What to work on: The entries below are to be reproduced in full, exactly as written.

Records shown:

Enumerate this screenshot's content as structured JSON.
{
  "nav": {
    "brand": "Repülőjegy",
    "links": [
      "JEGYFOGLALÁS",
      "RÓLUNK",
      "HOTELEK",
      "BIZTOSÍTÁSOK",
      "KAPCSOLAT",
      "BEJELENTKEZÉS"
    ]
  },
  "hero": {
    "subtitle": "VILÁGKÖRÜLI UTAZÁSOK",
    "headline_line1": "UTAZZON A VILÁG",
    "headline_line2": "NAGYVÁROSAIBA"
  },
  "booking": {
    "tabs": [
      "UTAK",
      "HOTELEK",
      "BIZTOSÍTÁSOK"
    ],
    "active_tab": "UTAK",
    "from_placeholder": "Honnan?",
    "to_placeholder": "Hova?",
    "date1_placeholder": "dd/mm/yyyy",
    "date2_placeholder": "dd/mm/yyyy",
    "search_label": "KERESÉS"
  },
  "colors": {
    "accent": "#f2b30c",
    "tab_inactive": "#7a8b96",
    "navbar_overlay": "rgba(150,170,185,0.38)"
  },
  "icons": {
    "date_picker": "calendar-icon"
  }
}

Solution for this exercise:
Enumerate this screenshot's content as structured JSON.
{
  "nav": {
    "brand": "Repülőjegy",
    "links": [
      "JEGYFOGLALÁS",
      "RÓLUNK",
      "HOTELEK",
      "BIZTOSÍTÁSOK",
      "KAPCSOLAT",
      "BEJELENTKEZÉS"
    ]
  },
  "hero": {
    "subtitle": "VILÁGKÖRÜLI UTAZÁSOK",
    "headline_line1": "UTAZZON A VILÁG",
    "headline_line2": "NAGYVÁROSAIBA"
  },
  "booking": {
    "tabs": [
      "UTAK",
      "HOTELEK",
      "BIZTOSÍTÁSOK"
    ],
    "active_tab": "UTAK",
    "from_placeholder": "Honnan?",
    "to_placeholder": "Hova?",
    "date1_placeholder": "dd/mm/yyyy",
    "date2_placeholder": "dd/mm/yyyy",
    "search_label": "KERESÉS"
  },
  "colors": {
    "accent": "#f2b30c",
    "tab_inactive": "#7a8b96",
    "navbar_overlay": "rgba(150,170,185,0.38)"
  },
  "icons": {
    "date_picker": "calendar-icon"
  }
}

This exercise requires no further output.